Rights of Nature in Ecuador
My recent work in Ecuador is another example of the value of both inter-disciplinarity and local partnerships in trying to support environmental protection.
Paraecologists for the Rights of Nature
In collaboration with colleagues in Life Sciences at the University of Sussex this work has centred on the recent global precedent set by Ecuador as the first nation to apply ‘Rights of Nature’ (RoN) laws to protect forests from mining activity. Consequently, a flood of RoN cases within Ecuador are expected, all requiring ecological data in judicial hearings.
Led by Prof. Mika Peck the project, ‘Paraecologists for the ‘Rights of Nature’: Addressing the climate and biodiversity emergencies,’ brought together RoN legal practitioners, NGOs, and academics to establish a paraecologist/RoN network to generate information required to defend protected areas and indigenous territories through ‘Rights of Nature’ legislation.
The project has also supported the setting up of the Community Interest Company ecoforensic.org to continue and expand the work to empower communities and ecosystems.

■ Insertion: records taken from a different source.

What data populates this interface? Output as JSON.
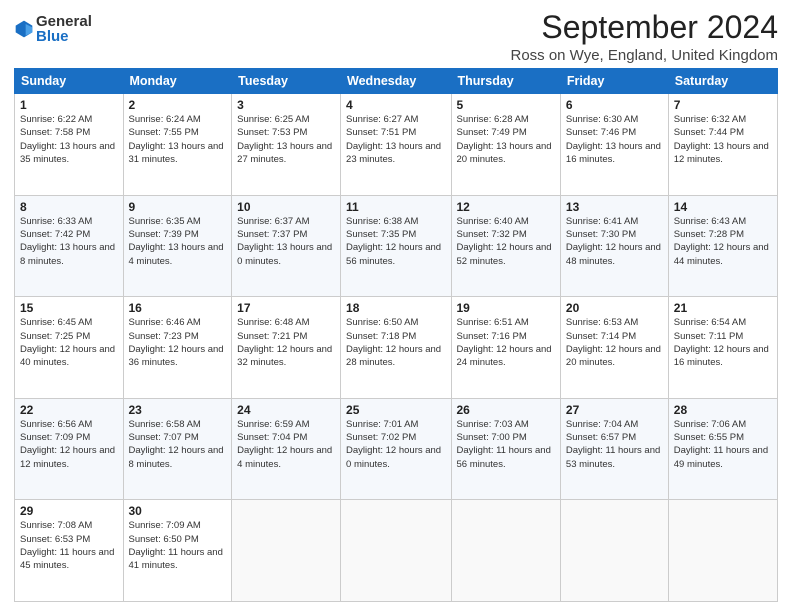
{
  "logo": {
    "general": "General",
    "blue": "Blue"
  },
  "title": "September 2024",
  "location": "Ross on Wye, England, United Kingdom",
  "days_of_week": [
    "Sunday",
    "Monday",
    "Tuesday",
    "Wednesday",
    "Thursday",
    "Friday",
    "Saturday"
  ],
  "weeks": [
    [
      {
        "day": "1",
        "sunrise": "6:22 AM",
        "sunset": "7:58 PM",
        "daylight": "13 hours and 35 minutes."
      },
      {
        "day": "2",
        "sunrise": "6:24 AM",
        "sunset": "7:55 PM",
        "daylight": "13 hours and 31 minutes."
      },
      {
        "day": "3",
        "sunrise": "6:25 AM",
        "sunset": "7:53 PM",
        "daylight": "13 hours and 27 minutes."
      },
      {
        "day": "4",
        "sunrise": "6:27 AM",
        "sunset": "7:51 PM",
        "daylight": "13 hours and 23 minutes."
      },
      {
        "day": "5",
        "sunrise": "6:28 AM",
        "sunset": "7:49 PM",
        "daylight": "13 hours and 20 minutes."
      },
      {
        "day": "6",
        "sunrise": "6:30 AM",
        "sunset": "7:46 PM",
        "daylight": "13 hours and 16 minutes."
      },
      {
        "day": "7",
        "sunrise": "6:32 AM",
        "sunset": "7:44 PM",
        "daylight": "13 hours and 12 minutes."
      }
    ],
    [
      {
        "day": "8",
        "sunrise": "6:33 AM",
        "sunset": "7:42 PM",
        "daylight": "13 hours and 8 minutes."
      },
      {
        "day": "9",
        "sunrise": "6:35 AM",
        "sunset": "7:39 PM",
        "daylight": "13 hours and 4 minutes."
      },
      {
        "day": "10",
        "sunrise": "6:37 AM",
        "sunset": "7:37 PM",
        "daylight": "13 hours and 0 minutes."
      },
      {
        "day": "11",
        "sunrise": "6:38 AM",
        "sunset": "7:35 PM",
        "daylight": "12 hours and 56 minutes."
      },
      {
        "day": "12",
        "sunrise": "6:40 AM",
        "sunset": "7:32 PM",
        "daylight": "12 hours and 52 minutes."
      },
      {
        "day": "13",
        "sunrise": "6:41 AM",
        "sunset": "7:30 PM",
        "daylight": "12 hours and 48 minutes."
      },
      {
        "day": "14",
        "sunrise": "6:43 AM",
        "sunset": "7:28 PM",
        "daylight": "12 hours and 44 minutes."
      }
    ],
    [
      {
        "day": "15",
        "sunrise": "6:45 AM",
        "sunset": "7:25 PM",
        "daylight": "12 hours and 40 minutes."
      },
      {
        "day": "16",
        "sunrise": "6:46 AM",
        "sunset": "7:23 PM",
        "daylight": "12 hours and 36 minutes."
      },
      {
        "day": "17",
        "sunrise": "6:48 AM",
        "sunset": "7:21 PM",
        "daylight": "12 hours and 32 minutes."
      },
      {
        "day": "18",
        "sunrise": "6:50 AM",
        "sunset": "7:18 PM",
        "daylight": "12 hours and 28 minutes."
      },
      {
        "day": "19",
        "sunrise": "6:51 AM",
        "sunset": "7:16 PM",
        "daylight": "12 hours and 24 minutes."
      },
      {
        "day": "20",
        "sunrise": "6:53 AM",
        "sunset": "7:14 PM",
        "daylight": "12 hours and 20 minutes."
      },
      {
        "day": "21",
        "sunrise": "6:54 AM",
        "sunset": "7:11 PM",
        "daylight": "12 hours and 16 minutes."
      }
    ],
    [
      {
        "day": "22",
        "sunrise": "6:56 AM",
        "sunset": "7:09 PM",
        "daylight": "12 hours and 12 minutes."
      },
      {
        "day": "23",
        "sunrise": "6:58 AM",
        "sunset": "7:07 PM",
        "daylight": "12 hours and 8 minutes."
      },
      {
        "day": "24",
        "sunrise": "6:59 AM",
        "sunset": "7:04 PM",
        "daylight": "12 hours and 4 minutes."
      },
      {
        "day": "25",
        "sunrise": "7:01 AM",
        "sunset": "7:02 PM",
        "daylight": "12 hours and 0 minutes."
      },
      {
        "day": "26",
        "sunrise": "7:03 AM",
        "sunset": "7:00 PM",
        "daylight": "11 hours and 56 minutes."
      },
      {
        "day": "27",
        "sunrise": "7:04 AM",
        "sunset": "6:57 PM",
        "daylight": "11 hours and 53 minutes."
      },
      {
        "day": "28",
        "sunrise": "7:06 AM",
        "sunset": "6:55 PM",
        "daylight": "11 hours and 49 minutes."
      }
    ],
    [
      {
        "day": "29",
        "sunrise": "7:08 AM",
        "sunset": "6:53 PM",
        "daylight": "11 hours and 45 minutes."
      },
      {
        "day": "30",
        "sunrise": "7:09 AM",
        "sunset": "6:50 PM",
        "daylight": "11 hours and 41 minutes."
      },
      null,
      null,
      null,
      null,
      null
    ]
  ]
}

Sustainable Rural Livelihoods
Building on the University of Sussex’s longterm partnership with the Santa Lucía Cloud Forest Reserve, I have also been involved in projects in Ecuador looking at supporting sustainable rural livelihoods. This has centred on exploring alternative economic opportunities including from forest products and ecotourism. A recent example of this was the project Sustainable livelihoods, carbon storage, and biodiversity conservation through forest vanilla production. Led by Prof. Fiona Matthews and working in partnership with the Cambugán Foundation and five communities surrounding Santa Lucía, the research explored the potential of vanilla cultivation as a crop that could be grown in forest ecosystems while providing high economic returns.
Carmenta, Rachel et al. (incl. Evan Killick). 2023. Connected Conservation: Rethinking conservation for a telecoupled world. Biological Conservation. 282 (2023).